THE TASK:
When you repeat the records, keep every word exact and drop each picture.

Content starts

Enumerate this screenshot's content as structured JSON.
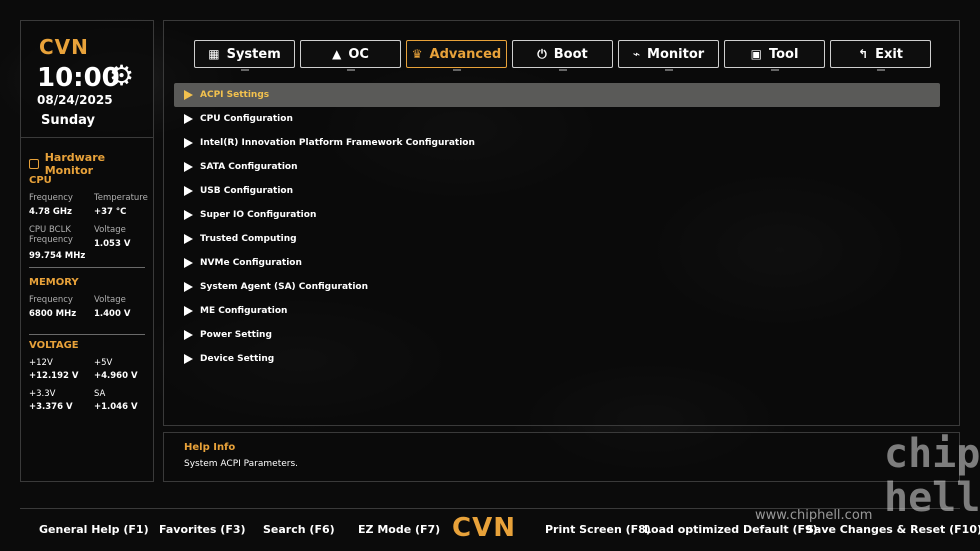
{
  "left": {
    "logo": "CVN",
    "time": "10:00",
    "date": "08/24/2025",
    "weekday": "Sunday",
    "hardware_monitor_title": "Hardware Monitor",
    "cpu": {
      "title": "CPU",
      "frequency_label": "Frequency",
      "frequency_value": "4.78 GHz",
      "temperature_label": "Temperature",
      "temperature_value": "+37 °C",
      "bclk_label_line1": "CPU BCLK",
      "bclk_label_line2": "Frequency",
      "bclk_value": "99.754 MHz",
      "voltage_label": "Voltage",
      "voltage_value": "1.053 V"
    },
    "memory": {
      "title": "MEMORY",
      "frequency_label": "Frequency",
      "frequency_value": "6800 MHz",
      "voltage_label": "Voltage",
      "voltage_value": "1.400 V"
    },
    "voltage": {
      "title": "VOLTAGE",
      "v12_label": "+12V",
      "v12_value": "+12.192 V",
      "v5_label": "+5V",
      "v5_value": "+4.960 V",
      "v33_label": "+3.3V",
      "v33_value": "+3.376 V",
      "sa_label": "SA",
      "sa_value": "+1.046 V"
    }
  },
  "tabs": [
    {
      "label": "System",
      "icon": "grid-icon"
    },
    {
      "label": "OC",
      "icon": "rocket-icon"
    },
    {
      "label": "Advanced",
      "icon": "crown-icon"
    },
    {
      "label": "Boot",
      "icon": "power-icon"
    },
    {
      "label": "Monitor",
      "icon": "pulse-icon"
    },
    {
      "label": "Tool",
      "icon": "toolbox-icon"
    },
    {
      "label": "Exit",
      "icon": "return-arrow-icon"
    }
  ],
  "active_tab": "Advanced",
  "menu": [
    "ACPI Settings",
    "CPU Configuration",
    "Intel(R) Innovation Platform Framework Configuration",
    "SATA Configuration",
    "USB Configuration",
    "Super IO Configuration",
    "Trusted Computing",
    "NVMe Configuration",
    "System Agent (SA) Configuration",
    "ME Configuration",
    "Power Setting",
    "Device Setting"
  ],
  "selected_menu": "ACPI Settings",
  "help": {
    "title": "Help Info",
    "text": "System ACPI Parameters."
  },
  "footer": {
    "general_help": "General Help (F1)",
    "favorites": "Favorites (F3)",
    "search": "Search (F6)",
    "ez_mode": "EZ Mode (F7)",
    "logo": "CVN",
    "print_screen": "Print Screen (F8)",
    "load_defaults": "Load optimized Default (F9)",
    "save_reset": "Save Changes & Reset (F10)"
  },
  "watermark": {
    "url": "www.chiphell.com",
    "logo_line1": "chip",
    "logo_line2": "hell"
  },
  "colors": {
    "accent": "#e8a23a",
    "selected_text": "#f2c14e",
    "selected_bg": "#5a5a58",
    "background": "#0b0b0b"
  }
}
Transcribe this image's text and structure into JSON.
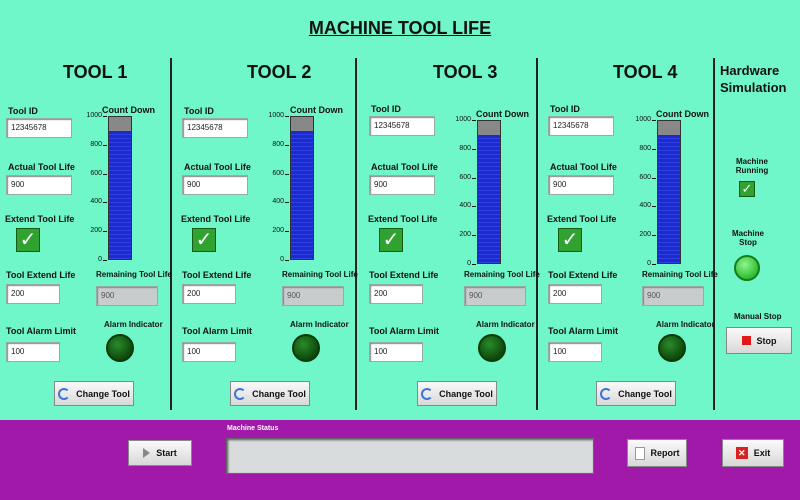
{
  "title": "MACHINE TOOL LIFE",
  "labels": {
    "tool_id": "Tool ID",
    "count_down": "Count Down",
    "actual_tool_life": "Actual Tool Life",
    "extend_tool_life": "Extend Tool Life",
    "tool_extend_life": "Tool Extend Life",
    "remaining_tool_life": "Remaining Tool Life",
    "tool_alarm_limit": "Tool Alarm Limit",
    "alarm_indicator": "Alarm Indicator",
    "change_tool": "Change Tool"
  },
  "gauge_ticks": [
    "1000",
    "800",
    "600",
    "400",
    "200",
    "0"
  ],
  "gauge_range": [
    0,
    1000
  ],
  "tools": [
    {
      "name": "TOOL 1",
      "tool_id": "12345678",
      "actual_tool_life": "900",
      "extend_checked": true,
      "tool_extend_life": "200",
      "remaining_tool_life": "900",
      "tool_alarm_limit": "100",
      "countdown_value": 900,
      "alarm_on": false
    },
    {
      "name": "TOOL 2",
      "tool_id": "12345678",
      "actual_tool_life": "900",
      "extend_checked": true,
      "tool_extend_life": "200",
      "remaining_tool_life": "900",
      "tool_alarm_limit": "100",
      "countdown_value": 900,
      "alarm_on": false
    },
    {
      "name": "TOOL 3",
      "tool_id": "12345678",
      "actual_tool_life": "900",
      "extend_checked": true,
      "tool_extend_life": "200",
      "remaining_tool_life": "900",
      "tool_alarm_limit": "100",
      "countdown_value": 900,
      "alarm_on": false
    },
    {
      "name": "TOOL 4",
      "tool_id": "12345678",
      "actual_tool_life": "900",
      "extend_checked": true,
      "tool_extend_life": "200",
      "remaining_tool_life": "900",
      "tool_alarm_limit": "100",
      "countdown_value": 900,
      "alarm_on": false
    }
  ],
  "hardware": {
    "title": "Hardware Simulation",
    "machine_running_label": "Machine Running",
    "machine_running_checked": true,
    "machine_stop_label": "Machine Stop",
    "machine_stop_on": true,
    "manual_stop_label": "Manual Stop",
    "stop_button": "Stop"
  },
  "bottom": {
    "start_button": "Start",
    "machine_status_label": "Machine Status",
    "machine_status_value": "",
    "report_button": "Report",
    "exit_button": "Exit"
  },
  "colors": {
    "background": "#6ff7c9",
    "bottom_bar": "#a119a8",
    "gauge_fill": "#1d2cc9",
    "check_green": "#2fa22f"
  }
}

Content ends

THE ANSWER:
Enumerate this screenshot's content as structured JSON.
{
  "left": {
    "logo": "CVN",
    "time": "10:00",
    "date": "08/24/2025",
    "weekday": "Sunday",
    "hardware_monitor_title": "Hardware Monitor",
    "cpu": {
      "title": "CPU",
      "frequency_label": "Frequency",
      "frequency_value": "4.78 GHz",
      "temperature_label": "Temperature",
      "temperature_value": "+37 °C",
      "bclk_label_line1": "CPU BCLK",
      "bclk_label_line2": "Frequency",
      "bclk_value": "99.754 MHz",
      "voltage_label": "Voltage",
      "voltage_value": "1.053 V"
    },
    "memory": {
      "title": "MEMORY",
      "frequency_label": "Frequency",
      "frequency_value": "6800 MHz",
      "voltage_label": "Voltage",
      "voltage_value": "1.400 V"
    },
    "voltage": {
      "title": "VOLTAGE",
      "v12_label": "+12V",
      "v12_value": "+12.192 V",
      "v5_label": "+5V",
      "v5_value": "+4.960 V",
      "v33_label": "+3.3V",
      "v33_value": "+3.376 V",
      "sa_label": "SA",
      "sa_value": "+1.046 V"
    }
  },
  "tabs": [
    {
      "label": "System",
      "icon": "grid-icon"
    },
    {
      "label": "OC",
      "icon": "rocket-icon"
    },
    {
      "label": "Advanced",
      "icon": "crown-icon"
    },
    {
      "label": "Boot",
      "icon": "power-icon"
    },
    {
      "label": "Monitor",
      "icon": "pulse-icon"
    },
    {
      "label": "Tool",
      "icon": "toolbox-icon"
    },
    {
      "label": "Exit",
      "icon": "return-arrow-icon"
    }
  ],
  "active_tab": "Advanced",
  "menu": [
    "ACPI Settings",
    "CPU Configuration",
    "Intel(R) Innovation Platform Framework Configuration",
    "SATA Configuration",
    "USB Configuration",
    "Super IO Configuration",
    "Trusted Computing",
    "NVMe Configuration",
    "System Agent (SA) Configuration",
    "ME Configuration",
    "Power Setting",
    "Device Setting"
  ],
  "selected_menu": "ACPI Settings",
  "help": {
    "title": "Help Info",
    "text": "System ACPI Parameters."
  },
  "footer": {
    "general_help": "General Help (F1)",
    "favorites": "Favorites (F3)",
    "search": "Search (F6)",
    "ez_mode": "EZ Mode (F7)",
    "logo": "CVN",
    "print_screen": "Print Screen (F8)",
    "load_defaults": "Load optimized Default (F9)",
    "save_reset": "Save Changes & Reset (F10)"
  },
  "watermark": {
    "url": "www.chiphell.com",
    "logo_line1": "chip",
    "logo_line2": "hell"
  },
  "colors": {
    "accent": "#e8a23a",
    "selected_text": "#f2c14e",
    "selected_bg": "#5a5a58",
    "background": "#0b0b0b"
  }
}
Transcribe this image's text and structure into JSON.
{
  "title": "MACHINE TOOL LIFE",
  "labels": {
    "tool_id": "Tool ID",
    "count_down": "Count Down",
    "actual_tool_life": "Actual Tool Life",
    "extend_tool_life": "Extend Tool Life",
    "tool_extend_life": "Tool Extend Life",
    "remaining_tool_life": "Remaining Tool Life",
    "tool_alarm_limit": "Tool Alarm Limit",
    "alarm_indicator": "Alarm Indicator",
    "change_tool": "Change Tool"
  },
  "gauge_ticks": [
    "1000",
    "800",
    "600",
    "400",
    "200",
    "0"
  ],
  "gauge_range": [
    0,
    1000
  ],
  "tools": [
    {
      "name": "TOOL 1",
      "tool_id": "12345678",
      "actual_tool_life": "900",
      "extend_checked": true,
      "tool_extend_life": "200",
      "remaining_tool_life": "900",
      "tool_alarm_limit": "100",
      "countdown_value": 900,
      "alarm_on": false
    },
    {
      "name": "TOOL 2",
      "tool_id": "12345678",
      "actual_tool_life": "900",
      "extend_checked": true,
      "tool_extend_life": "200",
      "remaining_tool_life": "900",
      "tool_alarm_limit": "100",
      "countdown_value": 900,
      "alarm_on": false
    },
    {
      "name": "TOOL 3",
      "tool_id": "12345678",
      "actual_tool_life": "900",
      "extend_checked": true,
      "tool_extend_life": "200",
      "remaining_tool_life": "900",
      "tool_alarm_limit": "100",
      "countdown_value": 900,
      "alarm_on": false
    },
    {
      "name": "TOOL 4",
      "tool_id": "12345678",
      "actual_tool_life": "900",
      "extend_checked": true,
      "tool_extend_life": "200",
      "remaining_tool_life": "900",
      "tool_alarm_limit": "100",
      "countdown_value": 900,
      "alarm_on": false
    }
  ],
  "hardware": {
    "title": "Hardware Simulation",
    "machine_running_label": "Machine Running",
    "machine_running_checked": true,
    "machine_stop_label": "Machine Stop",
    "machine_stop_on": true,
    "manual_stop_label": "Manual Stop",
    "stop_button": "Stop"
  },
  "bottom": {
    "start_button": "Start",
    "machine_status_label": "Machine Status",
    "machine_status_value": "",
    "report_button": "Report",
    "exit_button": "Exit"
  },
  "colors": {
    "background": "#6ff7c9",
    "bottom_bar": "#a119a8",
    "gauge_fill": "#1d2cc9",
    "check_green": "#2fa22f"
  }
}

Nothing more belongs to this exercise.